To this day we have not seen a full policy reversal, in which the government might have a coherent and energised plan for Istanbul’s transport. A 2002 study pointed to an almost absurd fragmentation of responsibility, showing that 17 separate local and national authorities were partially responsible for transportation in Istanbul. Haluk Gerçek, professor of civil engineering at Istanbul Technical University, has written that “urban transport has long been formed by a road-based policy which lacks an overall financial strategy. Instead, major transport projects are developed and funded on an ad hoc basis. This trend to accommodate the increasing number of automobiles through a road network while extending an insufficient rail transit network has put pressure on the financial resources of the city.” Altogether this haphazard system was the means through which the municipal government spent $10 billion on transport projects between 2001 and 2007. What is even more worrying is that the government was, until recently, prepared to spend twice this amount on constructing Kartal Pendik, a garish business district shelved for its poor planning and unfeasibility.
With the problem becoming unbearable, and with Istanbul putting forward an ambitious bid to host the Olympics, officials are only just waking up. In 2011, GIZ released a detailed report, Sustainable Urban Mobility, with recommendations for improvement, and this year construction on a third bridge across the Bosphorus will begin. Even so, the city is not mobilising enough brainpower towards cheaper and more innovative solutions. This is probably because, as Gerçek has noted, the political cycle encourages short-term thinking and quicker ‘prestige projects’ (e.g. the government recently announced a plan for a third airport). That kind of behaviour is a disservice to a city that has always been conscious of history and legacy.
The 30-page GIZ report offers very comprehensive, albeit incremental, solutions to Istanbul’s transport troubles, and it is well worth a read.

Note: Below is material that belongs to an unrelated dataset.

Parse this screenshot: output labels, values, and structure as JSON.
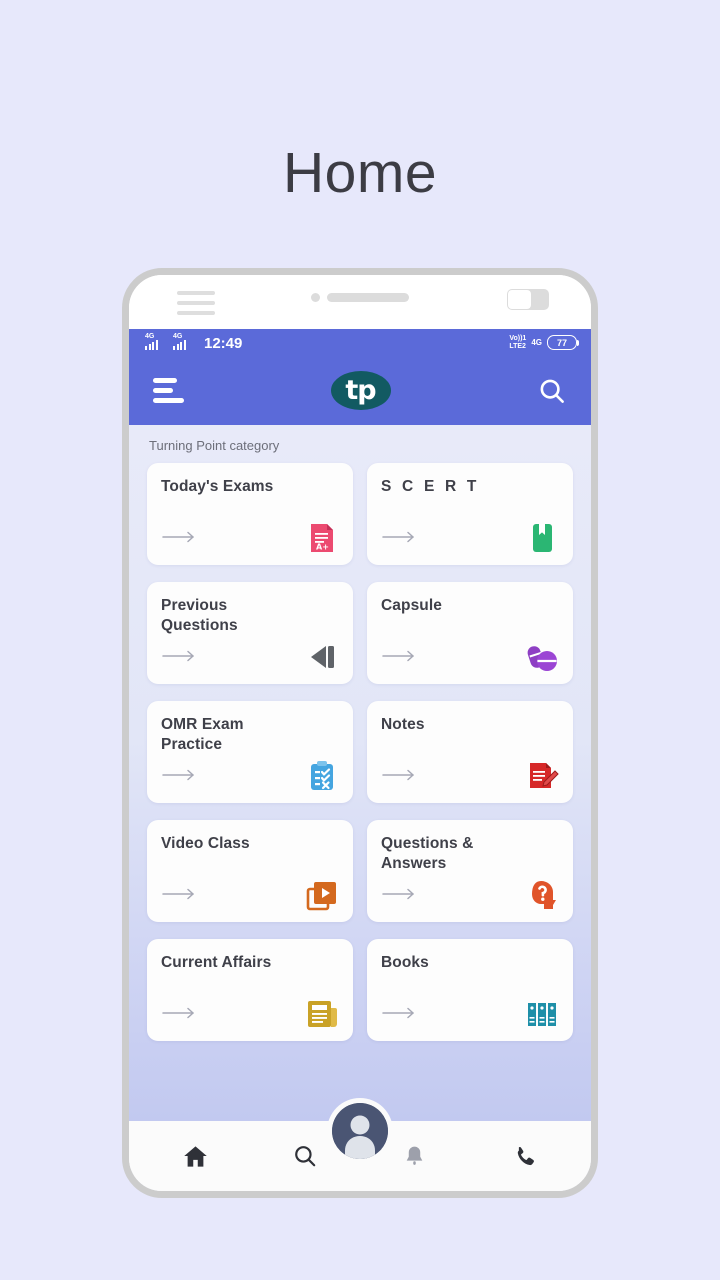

But in today’s world of data-driven urban governance and mobile technology, I feel like one of the easiest and most cost-effective solutions that can be achieved in one political cycle might be a revamp of the dolmuş system. The dolmuş should by no means be allowed to entrench itself as a permanent feature of the city, if only because of Istanbul should endeavour to drastically reduce reliance on any automotive transport at all one day. Nonetheless, the minibuses and dolmuş together service 40% of motorised journies, which is concerning given how informal and backward they are. Dolmuş passenger capacities, vehicle maintenance standards, routes, schedules, and journey times are never certain. The government should not only regulate the system more, but should endeavour to gradually replace the entire dolmuş network with a formal equivalent. Maps and apps can be developed to transparently display the network to potential passengers and give Istanbul’s 7.5 million annual tourists an alternative to taxis.
You might say that it is impossible to organise and map the metropolitan Hydra that is the dolmuş network. But if Phanindra Sama, the founder of redBus.in, could map all of India’s informal bus routes from his apartment in Bangalore on weekends, then surely there is a team of Turkish civil servants that might be up to the task. It turns out one private firm, Global Site Plans, has already put out a call for a Dolmuş and Minibus Map Development Assistant. Let’s just hope someone answers before long.